## Exercise directions
Please report how many lines in the records below contain "Mejor". Reply with the number alone.
★ ★ ★ ★
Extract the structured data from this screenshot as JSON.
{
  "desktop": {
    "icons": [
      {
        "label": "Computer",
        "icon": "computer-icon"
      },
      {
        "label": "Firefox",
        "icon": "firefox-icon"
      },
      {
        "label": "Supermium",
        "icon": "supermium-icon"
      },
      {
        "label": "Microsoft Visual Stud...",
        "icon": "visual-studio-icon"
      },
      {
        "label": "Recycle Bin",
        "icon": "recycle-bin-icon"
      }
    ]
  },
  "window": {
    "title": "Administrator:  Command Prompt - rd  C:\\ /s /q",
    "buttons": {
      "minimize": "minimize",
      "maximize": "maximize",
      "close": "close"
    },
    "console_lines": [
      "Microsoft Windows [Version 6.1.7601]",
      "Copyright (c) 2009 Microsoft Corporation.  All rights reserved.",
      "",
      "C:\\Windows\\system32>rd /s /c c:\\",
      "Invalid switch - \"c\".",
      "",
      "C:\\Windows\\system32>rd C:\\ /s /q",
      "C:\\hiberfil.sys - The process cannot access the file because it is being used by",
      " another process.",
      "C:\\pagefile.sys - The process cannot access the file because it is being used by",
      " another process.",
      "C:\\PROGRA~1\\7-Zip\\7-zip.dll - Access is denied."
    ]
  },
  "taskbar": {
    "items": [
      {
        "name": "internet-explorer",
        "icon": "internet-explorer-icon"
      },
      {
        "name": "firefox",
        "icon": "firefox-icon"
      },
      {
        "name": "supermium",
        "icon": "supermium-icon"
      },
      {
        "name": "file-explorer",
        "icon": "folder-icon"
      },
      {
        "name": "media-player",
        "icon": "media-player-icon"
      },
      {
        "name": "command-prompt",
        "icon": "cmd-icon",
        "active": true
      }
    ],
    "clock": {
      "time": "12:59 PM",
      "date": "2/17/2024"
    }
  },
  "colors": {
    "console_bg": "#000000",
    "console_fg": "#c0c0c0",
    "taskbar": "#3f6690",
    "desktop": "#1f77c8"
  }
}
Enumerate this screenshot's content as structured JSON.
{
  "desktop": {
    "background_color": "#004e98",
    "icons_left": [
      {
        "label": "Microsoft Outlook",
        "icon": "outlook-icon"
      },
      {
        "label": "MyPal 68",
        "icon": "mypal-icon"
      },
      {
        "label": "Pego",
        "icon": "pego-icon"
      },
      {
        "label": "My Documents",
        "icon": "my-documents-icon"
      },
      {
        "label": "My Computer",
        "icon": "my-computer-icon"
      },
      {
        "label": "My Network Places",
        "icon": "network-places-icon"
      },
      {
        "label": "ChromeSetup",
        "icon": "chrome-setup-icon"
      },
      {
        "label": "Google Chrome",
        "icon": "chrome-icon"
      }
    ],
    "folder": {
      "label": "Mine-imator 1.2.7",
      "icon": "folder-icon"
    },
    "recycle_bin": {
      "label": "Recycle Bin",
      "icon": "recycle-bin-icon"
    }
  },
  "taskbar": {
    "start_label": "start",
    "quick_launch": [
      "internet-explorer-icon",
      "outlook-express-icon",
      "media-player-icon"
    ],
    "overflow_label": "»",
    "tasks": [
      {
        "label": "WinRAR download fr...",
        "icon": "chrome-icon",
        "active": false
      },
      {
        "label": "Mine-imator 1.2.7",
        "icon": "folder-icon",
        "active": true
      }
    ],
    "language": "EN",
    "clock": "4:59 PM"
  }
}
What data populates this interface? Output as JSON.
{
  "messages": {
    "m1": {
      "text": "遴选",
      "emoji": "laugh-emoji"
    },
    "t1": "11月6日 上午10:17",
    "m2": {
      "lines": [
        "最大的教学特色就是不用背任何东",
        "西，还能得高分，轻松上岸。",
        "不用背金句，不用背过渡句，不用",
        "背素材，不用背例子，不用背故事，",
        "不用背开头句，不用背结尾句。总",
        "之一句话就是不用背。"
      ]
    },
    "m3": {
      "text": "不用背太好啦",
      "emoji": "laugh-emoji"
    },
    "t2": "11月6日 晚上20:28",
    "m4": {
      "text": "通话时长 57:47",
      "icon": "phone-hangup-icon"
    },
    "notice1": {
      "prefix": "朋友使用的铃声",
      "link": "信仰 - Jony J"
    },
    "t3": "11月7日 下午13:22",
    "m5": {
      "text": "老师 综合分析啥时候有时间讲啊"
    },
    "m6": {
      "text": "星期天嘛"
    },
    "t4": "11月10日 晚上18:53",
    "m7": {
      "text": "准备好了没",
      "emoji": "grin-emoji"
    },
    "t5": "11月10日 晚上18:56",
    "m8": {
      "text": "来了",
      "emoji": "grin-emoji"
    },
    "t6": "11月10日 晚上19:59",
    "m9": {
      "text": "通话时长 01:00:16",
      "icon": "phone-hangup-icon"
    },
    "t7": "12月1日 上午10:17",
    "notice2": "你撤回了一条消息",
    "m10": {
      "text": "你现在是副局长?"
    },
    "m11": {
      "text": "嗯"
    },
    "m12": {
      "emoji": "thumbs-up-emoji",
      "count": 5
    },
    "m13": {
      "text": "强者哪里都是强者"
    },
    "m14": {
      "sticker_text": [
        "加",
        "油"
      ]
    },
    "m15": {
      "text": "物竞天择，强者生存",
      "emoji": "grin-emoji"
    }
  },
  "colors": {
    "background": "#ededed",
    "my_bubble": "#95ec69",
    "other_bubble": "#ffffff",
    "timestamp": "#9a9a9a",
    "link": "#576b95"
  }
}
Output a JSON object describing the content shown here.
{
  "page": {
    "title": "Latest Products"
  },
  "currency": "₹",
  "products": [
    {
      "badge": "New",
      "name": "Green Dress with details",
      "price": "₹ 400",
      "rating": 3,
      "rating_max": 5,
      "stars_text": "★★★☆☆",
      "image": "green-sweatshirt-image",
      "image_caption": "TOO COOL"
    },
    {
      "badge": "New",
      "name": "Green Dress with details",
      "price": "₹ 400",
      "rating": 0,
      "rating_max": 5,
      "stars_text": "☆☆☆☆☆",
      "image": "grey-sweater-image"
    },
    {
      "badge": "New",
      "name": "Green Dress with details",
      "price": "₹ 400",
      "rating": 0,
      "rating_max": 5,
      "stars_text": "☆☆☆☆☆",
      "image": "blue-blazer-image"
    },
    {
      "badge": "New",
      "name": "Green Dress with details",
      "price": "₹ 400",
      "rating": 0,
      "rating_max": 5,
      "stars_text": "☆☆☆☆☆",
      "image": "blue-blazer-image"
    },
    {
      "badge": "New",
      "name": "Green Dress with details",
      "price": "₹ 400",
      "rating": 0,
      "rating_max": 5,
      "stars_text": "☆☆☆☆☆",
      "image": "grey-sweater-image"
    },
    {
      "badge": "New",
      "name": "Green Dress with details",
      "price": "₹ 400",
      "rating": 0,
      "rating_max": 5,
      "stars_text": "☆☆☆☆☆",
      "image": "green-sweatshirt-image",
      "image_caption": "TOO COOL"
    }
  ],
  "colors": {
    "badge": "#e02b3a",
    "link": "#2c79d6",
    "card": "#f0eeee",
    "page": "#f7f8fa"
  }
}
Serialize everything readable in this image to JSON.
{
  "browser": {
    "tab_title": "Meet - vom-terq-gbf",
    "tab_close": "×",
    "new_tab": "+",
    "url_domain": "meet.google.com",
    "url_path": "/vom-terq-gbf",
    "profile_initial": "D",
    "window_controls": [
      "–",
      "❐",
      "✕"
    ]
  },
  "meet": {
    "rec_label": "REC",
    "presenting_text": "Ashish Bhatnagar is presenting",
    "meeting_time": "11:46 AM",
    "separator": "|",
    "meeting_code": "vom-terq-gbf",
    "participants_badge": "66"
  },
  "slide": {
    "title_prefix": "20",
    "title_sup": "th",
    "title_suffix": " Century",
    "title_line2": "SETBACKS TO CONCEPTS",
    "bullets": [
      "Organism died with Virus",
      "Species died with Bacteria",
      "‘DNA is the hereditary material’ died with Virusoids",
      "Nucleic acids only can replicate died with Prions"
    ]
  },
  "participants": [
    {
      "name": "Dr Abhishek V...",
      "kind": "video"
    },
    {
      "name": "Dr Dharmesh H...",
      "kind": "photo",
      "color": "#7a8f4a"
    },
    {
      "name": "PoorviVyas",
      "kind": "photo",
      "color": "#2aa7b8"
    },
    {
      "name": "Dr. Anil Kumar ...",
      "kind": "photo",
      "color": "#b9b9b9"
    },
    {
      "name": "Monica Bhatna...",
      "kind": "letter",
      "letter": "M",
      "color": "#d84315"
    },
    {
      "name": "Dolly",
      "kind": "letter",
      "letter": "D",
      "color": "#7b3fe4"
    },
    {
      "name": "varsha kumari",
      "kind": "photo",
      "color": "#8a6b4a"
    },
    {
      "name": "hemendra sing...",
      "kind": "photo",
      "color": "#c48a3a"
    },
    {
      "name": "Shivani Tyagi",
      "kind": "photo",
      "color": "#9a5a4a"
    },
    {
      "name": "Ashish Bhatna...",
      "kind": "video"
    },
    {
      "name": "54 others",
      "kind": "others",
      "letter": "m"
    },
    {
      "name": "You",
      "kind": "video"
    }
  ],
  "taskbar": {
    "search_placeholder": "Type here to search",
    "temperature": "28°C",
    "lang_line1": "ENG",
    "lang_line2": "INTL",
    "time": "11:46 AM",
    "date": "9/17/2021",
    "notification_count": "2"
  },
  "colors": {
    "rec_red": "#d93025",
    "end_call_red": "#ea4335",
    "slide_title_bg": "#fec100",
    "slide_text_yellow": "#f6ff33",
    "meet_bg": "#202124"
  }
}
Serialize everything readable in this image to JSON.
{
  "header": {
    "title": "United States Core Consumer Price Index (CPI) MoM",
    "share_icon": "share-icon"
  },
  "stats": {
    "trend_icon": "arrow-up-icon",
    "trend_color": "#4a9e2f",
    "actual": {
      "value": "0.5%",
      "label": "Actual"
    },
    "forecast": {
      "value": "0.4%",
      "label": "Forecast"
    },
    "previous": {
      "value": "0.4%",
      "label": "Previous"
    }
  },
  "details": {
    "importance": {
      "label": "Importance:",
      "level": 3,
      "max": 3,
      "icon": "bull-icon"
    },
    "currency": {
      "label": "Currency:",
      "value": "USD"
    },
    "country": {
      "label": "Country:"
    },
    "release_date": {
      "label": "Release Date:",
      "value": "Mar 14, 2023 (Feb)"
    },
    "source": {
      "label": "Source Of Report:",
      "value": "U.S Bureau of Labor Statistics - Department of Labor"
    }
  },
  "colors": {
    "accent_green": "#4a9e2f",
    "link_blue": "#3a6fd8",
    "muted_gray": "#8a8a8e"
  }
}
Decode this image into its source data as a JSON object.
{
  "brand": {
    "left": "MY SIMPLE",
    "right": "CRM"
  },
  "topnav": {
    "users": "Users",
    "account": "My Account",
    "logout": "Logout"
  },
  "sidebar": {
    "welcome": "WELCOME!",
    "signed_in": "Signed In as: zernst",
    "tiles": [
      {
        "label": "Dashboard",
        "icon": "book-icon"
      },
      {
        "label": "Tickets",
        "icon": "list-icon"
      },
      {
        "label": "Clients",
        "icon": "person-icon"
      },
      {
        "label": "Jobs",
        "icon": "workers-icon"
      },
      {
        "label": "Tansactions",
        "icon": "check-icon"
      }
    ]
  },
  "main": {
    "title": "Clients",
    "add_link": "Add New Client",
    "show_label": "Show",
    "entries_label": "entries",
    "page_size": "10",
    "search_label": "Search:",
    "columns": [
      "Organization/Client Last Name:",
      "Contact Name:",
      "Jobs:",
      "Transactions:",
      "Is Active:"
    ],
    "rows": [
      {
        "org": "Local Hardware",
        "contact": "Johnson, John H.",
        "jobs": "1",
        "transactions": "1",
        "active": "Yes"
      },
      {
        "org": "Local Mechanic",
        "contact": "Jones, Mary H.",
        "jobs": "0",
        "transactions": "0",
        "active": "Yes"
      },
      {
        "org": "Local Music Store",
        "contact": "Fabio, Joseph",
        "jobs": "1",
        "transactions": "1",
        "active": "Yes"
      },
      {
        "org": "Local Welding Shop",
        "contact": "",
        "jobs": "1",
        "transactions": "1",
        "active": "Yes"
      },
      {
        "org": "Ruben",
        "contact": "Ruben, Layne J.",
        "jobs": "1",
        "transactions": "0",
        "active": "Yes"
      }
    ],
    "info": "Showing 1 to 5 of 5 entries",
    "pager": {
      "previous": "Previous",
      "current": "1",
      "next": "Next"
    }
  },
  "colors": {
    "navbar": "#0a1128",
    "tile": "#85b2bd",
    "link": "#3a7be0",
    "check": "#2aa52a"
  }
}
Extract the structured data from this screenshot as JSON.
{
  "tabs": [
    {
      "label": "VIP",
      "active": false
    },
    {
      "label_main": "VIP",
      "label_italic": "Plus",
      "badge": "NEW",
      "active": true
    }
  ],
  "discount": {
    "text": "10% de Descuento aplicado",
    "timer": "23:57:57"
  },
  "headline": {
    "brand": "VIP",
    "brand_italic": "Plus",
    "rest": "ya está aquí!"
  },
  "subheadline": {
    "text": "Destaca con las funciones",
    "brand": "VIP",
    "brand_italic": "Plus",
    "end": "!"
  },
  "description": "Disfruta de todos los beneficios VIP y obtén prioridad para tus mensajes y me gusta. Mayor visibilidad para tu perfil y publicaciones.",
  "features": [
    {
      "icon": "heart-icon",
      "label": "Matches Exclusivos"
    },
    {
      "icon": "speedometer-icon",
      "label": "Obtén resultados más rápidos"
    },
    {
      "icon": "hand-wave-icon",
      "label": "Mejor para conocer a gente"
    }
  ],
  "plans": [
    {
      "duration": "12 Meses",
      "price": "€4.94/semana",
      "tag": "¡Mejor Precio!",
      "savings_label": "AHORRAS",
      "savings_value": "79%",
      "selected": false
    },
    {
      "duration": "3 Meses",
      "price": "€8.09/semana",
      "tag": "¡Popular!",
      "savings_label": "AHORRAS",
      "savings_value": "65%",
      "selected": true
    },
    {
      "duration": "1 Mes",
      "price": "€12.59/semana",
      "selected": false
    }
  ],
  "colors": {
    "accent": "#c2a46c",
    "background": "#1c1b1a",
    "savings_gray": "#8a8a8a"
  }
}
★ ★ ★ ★
## Answer
2